How very different this edition was to my first Wisden. 1963's. It had become tattered. It still is tattered. Rather more in fact. It wasn't hardback, an omission on behalf of my father who bought it for me that some would argue was sacrilegious. A softback Wisden!
Hard or soft, the annual Wisden, for all its obscure coverage of public school cricket, an MCC tour to Bechuanaland, or cricket in Mongolia, was the excuse to while away hour upon hour poring over the previous season's county championship and test scorecards. They were the next best thing to actually being at a county game, to sit on the vast terraces of an empty Oval, a biting wind whipping in past the gas works while Barrington played out yet another maiden over that demonstrated the art of the forward defensive. And then there were the great scorecards, those that spoke of remarkable feats. For example, in the 1967 edition, there was the final test from the previous season: Graveney run out 165, but far more significantly, Murray lbw b Sobers 112, Higgs c&b Holford 63, Snow not out 59. Numbers nine, ten and eleven, a combined score of 234. Scorecard heaven.
Cricket is a mad sport. Its utter and innate insanity explains its attraction to many who border on having less than total contact with the real world. Eccentric sport invites eccentrics, and so Sir Patrick Moore is remembered in this year's Wisden, one of his greatest insights into cricket having been to observe that quick bowlers on Mars would have found it difficult to obtain any swing. It is a sport devoted to its own record-keeping. If cricket were to be given a school report, the comment would read that it was good at its sums. No sport has made statisticians famous in the way that cricket has: Bill Frindall, aka the Bearded Wonder, Messrs Duckworth and Lewis.
The Spanish don't have a clue about cricket. They may have a national cricket team, one largely comprising those with names that you would expect to be lining up alongside Saeed Ajmal, but in terms of the team registering with the national consciousness, it rates about as well as the British conkers team does. There was once a whole programme on the RNE3 national radio station given over to Neil Hannon's Duckworth Lewis Method and the group's eponymous album.

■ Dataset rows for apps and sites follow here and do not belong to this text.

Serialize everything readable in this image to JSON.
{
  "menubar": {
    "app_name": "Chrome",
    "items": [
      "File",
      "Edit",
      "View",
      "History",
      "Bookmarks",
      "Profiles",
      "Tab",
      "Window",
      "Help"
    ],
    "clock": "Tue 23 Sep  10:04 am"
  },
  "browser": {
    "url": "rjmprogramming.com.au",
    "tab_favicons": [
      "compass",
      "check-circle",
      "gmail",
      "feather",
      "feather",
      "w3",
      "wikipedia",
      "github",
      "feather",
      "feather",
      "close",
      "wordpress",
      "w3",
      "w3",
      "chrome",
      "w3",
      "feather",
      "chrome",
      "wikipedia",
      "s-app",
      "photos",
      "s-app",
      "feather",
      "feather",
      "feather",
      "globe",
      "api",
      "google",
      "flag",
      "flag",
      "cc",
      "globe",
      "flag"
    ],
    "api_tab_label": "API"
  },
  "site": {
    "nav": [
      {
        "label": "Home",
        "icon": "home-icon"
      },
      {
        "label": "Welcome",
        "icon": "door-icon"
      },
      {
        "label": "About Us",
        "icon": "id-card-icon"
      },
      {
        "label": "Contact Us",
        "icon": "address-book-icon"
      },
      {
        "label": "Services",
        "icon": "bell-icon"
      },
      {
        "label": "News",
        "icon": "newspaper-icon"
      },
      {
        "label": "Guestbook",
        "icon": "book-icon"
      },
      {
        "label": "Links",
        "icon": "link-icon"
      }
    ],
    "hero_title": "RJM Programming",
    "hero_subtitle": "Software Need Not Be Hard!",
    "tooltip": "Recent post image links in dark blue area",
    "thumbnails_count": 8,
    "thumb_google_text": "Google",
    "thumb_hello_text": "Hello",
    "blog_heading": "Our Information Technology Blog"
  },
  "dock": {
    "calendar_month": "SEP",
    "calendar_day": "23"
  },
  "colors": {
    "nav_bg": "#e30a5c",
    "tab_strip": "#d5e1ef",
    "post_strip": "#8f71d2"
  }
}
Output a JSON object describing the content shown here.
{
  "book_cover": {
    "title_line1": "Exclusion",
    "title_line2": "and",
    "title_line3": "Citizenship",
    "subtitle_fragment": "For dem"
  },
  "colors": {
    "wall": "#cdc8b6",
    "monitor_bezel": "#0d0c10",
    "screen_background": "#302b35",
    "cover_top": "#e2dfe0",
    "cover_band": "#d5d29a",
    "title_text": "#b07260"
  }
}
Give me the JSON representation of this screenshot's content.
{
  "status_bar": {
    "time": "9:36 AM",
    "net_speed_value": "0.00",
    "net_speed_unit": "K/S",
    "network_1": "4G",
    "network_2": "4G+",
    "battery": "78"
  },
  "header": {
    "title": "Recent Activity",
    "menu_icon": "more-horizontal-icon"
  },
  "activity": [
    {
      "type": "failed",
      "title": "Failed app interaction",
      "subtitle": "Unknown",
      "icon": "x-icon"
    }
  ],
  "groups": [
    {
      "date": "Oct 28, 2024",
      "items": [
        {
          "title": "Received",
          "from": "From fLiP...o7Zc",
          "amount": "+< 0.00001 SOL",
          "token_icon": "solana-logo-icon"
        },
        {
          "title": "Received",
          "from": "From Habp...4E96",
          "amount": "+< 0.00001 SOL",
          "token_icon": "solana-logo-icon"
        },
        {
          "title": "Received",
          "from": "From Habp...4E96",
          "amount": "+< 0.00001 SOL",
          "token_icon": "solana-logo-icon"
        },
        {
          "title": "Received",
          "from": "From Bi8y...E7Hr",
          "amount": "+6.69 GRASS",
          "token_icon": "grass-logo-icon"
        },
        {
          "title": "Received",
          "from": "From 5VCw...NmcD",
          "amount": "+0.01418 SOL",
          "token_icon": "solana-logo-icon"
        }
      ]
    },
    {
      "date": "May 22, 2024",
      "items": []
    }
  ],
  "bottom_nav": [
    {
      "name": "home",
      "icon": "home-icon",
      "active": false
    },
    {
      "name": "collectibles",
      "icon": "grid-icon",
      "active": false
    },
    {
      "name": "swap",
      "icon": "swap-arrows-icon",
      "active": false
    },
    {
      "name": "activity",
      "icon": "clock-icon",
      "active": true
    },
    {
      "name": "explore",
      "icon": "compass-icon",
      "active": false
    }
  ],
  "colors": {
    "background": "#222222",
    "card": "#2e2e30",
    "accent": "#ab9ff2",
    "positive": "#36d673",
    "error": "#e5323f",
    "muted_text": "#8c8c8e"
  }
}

What was the station thinking of? Not even true and British aficionados of cricket have the faintest idea how Duckworth Lewis works.
There would be little point trying to indoctrinate the Spanish and Mallorcans in the idiosyncrasies of cricket. How on earth would you overcome the issue of breaking for tea, especially when, and despite over a half a century of practice, the Mallorcans still haven't figured out how to make a cup of tea? Cricket is the great cultural divide. It is inherently bonkers and British. Let's leave the Catalans to building human towers and the Spanish to bullfighting.
For all that there is the annual ritual with Wisden, it is now something of an anachronism. Its scorecards have been usurped by online archives and real-time updating. It is no longer quite the reminder of culture from Britain that it once was. There is still the hankering after shivering with a cold pint as Onions bowls to Trescothick, but distance has been removed thanks to the internet and Cricinfo. Yorkshire all out 96. Chris Nash smashing 80 out of 104 in reply for Sussex. 80 out of 104. Scorecard heaven.
Any comments to email@example.com please.